reaffirmed its support for fluoridation and continues to recommend
the use of fluoride to prevent dental decay.54

National and international health, service and professional
organizations that recognize the public health benefits of community
water fluoridation for preventing dental decay may be viewed in the
Compendium.



QUESTION
Does drinking optimally fluoridated water cause Alzheimer's disease?

ANSWER
Generally accepted science has not demonstrated an association
between drinking optimally fluoridated water and Alzheimer's disease.

Fact
The exact cause of Alzheimer's disease (AD) has yet to be identified.
Scientists have identified the major risk factors for AD as age and
family history. Other possible risk factors include a serious head
injury and lower levels of education. Scientists are also studying
additional factors to see if they may be associated with the disease.
These include genetic (inherited) factors, viruses and environmental
factors such as aluminum, zinc and other metals. Researchers have
found these metals in the brain tissue of people with AD, but it is
not known if these metals cause AD or build up in the brain as a
result of the disease.190

Because aluminum has been found in the brain tissue of people with
AD, claims have been made that fluoridated water "leaches" out the
aluminum in cookware when used for boiling water, thereby implicating
fluoride as a co-factor in the development of AD. One experiment
attempted to test this claim by measuring the release of aluminum
from aluminum cookware under the most adverse conditions, with and
without the presence of fluoride. Throughout these trials, scientists
were unable to leach out significant amounts of aluminum from any of
the cookware, including those that were exposed to extreme acidic or
alkaline conditions.191

A study published in 1998192 raised concerns about the potential
relationship between fluoride and Alzheimer's disease.

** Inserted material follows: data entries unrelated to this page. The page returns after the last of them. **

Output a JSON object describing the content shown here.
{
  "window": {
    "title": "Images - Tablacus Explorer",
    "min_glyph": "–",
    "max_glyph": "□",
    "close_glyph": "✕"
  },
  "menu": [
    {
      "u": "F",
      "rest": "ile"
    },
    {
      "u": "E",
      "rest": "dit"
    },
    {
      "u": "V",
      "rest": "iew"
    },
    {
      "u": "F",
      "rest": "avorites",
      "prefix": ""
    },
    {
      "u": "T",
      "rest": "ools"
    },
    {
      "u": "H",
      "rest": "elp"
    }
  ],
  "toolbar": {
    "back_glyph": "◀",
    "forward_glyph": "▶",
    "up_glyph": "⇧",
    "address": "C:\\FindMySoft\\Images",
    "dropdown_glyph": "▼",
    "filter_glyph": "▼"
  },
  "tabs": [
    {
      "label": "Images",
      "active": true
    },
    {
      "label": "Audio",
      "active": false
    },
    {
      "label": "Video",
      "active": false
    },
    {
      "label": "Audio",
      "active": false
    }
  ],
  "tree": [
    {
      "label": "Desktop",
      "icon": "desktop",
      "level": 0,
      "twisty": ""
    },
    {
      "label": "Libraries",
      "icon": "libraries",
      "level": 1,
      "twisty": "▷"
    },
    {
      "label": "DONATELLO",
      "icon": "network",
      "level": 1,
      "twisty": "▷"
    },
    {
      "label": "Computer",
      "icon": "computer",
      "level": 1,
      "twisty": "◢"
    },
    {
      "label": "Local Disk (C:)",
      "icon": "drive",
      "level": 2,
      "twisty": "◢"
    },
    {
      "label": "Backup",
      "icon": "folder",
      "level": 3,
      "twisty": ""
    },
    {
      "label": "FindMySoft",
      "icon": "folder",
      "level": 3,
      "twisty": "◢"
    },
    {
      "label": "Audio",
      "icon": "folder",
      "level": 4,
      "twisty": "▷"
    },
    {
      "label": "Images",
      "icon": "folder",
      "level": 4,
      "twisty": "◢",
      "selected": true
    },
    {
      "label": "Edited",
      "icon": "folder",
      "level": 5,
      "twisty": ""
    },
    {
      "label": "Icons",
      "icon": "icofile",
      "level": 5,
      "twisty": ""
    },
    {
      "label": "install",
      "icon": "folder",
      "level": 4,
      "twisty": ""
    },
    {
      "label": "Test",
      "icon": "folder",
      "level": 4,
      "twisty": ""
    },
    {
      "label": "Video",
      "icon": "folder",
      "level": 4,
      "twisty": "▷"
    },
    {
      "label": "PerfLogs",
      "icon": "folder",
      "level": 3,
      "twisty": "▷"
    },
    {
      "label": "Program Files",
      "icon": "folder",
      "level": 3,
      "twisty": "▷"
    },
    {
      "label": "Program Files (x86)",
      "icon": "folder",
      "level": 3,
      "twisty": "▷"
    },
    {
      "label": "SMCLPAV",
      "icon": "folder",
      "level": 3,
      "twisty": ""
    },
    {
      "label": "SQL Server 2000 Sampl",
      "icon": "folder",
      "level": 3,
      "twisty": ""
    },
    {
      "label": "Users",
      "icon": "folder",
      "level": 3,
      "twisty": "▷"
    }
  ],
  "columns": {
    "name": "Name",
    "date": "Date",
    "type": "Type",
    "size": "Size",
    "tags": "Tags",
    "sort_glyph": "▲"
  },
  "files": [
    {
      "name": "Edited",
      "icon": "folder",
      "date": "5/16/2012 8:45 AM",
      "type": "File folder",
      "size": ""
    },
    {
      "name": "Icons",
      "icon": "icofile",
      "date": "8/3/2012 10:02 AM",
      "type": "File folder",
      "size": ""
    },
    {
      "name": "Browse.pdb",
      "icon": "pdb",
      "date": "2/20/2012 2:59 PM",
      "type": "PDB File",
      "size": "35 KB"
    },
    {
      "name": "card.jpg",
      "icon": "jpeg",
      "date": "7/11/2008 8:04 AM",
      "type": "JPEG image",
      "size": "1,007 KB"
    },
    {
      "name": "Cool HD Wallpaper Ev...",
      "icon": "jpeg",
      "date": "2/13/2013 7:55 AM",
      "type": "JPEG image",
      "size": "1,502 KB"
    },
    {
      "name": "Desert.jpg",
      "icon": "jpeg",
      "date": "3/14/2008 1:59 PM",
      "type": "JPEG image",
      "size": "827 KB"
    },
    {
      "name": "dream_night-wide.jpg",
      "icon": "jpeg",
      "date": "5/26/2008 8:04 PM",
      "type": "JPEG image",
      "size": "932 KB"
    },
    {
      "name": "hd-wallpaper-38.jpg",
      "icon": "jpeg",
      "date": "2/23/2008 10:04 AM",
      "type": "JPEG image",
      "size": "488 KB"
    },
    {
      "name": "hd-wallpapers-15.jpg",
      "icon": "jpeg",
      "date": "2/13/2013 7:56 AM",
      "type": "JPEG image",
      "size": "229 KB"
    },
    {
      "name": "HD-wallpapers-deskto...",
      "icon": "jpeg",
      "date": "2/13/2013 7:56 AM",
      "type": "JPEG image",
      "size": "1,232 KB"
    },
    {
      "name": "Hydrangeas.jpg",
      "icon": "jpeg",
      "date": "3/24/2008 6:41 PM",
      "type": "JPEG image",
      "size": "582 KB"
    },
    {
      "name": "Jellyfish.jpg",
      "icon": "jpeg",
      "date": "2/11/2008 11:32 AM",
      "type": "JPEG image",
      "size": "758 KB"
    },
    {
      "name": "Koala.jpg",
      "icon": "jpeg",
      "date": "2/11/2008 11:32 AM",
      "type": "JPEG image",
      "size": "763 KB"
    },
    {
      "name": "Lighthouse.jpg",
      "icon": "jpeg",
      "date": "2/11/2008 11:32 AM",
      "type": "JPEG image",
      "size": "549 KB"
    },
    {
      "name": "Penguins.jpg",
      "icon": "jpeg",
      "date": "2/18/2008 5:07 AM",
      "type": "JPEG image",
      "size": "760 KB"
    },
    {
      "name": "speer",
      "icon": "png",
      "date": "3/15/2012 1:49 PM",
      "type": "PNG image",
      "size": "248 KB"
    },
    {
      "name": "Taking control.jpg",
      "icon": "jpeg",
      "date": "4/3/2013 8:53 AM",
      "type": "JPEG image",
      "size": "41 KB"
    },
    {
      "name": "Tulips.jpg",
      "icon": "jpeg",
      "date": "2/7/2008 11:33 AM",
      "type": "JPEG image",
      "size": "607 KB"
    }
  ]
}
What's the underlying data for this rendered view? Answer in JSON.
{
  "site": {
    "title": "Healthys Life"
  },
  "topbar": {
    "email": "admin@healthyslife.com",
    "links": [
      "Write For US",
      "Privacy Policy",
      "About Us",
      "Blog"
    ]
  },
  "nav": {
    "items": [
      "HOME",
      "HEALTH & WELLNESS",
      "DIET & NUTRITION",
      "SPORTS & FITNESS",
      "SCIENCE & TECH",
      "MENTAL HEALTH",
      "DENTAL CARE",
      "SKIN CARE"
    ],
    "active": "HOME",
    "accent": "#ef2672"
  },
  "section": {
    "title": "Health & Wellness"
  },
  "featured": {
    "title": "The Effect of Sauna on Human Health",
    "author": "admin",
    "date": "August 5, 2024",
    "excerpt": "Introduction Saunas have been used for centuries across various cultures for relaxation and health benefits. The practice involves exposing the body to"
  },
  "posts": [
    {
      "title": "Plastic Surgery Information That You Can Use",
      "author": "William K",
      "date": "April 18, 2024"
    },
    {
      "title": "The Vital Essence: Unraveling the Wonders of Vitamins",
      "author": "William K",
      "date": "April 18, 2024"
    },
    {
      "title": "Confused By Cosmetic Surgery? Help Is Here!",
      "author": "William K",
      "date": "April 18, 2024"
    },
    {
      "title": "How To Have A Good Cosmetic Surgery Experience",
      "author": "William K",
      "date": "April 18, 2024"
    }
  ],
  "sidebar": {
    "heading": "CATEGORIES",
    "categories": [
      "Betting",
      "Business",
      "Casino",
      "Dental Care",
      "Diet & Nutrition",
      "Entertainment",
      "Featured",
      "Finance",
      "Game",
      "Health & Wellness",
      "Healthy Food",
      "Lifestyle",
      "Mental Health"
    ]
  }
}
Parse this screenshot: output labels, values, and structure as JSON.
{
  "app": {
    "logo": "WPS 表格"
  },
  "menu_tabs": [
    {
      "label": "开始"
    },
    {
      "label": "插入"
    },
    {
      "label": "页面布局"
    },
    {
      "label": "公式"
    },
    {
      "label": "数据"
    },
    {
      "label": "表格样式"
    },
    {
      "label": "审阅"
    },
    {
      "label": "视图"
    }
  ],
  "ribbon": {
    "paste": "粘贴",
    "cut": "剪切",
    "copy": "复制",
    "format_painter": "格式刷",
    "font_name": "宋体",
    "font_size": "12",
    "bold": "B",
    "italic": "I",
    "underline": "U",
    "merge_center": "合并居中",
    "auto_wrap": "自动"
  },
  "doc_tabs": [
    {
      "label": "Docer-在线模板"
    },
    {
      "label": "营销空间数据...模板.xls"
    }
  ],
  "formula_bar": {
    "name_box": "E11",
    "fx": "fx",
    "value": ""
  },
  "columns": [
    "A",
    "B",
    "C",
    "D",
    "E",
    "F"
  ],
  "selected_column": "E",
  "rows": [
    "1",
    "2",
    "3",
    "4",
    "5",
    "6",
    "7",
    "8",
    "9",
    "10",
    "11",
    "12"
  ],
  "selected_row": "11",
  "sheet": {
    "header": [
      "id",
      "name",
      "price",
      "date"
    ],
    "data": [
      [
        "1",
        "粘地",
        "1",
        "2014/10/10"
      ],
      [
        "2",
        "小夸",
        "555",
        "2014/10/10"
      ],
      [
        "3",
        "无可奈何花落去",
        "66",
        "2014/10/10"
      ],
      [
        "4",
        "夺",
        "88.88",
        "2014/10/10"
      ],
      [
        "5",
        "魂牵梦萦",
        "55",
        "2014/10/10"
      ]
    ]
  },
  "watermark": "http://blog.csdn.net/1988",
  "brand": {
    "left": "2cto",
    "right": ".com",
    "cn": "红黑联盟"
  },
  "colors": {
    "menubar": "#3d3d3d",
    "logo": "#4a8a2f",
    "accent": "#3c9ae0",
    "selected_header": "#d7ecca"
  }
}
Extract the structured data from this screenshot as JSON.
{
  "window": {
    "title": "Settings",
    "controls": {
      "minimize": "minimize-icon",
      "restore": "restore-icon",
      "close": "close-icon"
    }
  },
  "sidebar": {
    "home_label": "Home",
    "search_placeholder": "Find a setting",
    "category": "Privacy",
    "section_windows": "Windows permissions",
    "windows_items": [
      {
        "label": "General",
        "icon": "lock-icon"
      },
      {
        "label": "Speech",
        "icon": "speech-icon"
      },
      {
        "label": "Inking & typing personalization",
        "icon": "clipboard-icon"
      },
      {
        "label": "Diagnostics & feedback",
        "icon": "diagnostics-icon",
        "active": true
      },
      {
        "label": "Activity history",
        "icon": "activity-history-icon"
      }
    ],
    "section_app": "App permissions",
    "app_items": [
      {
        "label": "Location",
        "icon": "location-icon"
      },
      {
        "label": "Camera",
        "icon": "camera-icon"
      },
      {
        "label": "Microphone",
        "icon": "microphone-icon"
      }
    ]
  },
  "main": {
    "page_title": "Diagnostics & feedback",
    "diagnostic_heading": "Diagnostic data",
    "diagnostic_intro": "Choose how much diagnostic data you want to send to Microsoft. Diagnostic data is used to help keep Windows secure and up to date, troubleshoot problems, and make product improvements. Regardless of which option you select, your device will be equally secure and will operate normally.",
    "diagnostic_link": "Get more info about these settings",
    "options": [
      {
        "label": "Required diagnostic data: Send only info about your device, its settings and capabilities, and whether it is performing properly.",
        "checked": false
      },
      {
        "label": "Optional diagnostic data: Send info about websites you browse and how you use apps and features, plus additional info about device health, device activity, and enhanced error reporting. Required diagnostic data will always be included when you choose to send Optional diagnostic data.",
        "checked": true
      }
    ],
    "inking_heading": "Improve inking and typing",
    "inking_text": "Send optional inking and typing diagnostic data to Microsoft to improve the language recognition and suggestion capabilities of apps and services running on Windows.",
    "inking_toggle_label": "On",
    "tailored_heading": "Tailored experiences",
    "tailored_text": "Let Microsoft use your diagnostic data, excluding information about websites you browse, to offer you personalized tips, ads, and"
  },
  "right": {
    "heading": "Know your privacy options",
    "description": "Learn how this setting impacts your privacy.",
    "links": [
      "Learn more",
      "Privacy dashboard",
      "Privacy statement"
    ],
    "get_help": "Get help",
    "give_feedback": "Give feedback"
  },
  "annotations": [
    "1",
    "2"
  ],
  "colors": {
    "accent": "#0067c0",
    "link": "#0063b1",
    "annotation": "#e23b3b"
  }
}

However,
several flaws in the experimental design preclude any definitive
conclusions from being drawn.193

Interestingly, there is evidence that aluminum and fluoride are
mutually antagonistic in competing for absorption in the human
body.17, 194 While a conclusion cannot be made that consumption of
fluoridated water has a preventive effect on AD, there is no
generally accepted scientific knowledge to show consumption of
optimally fluoridated water is a risk factor for AD.

Loading...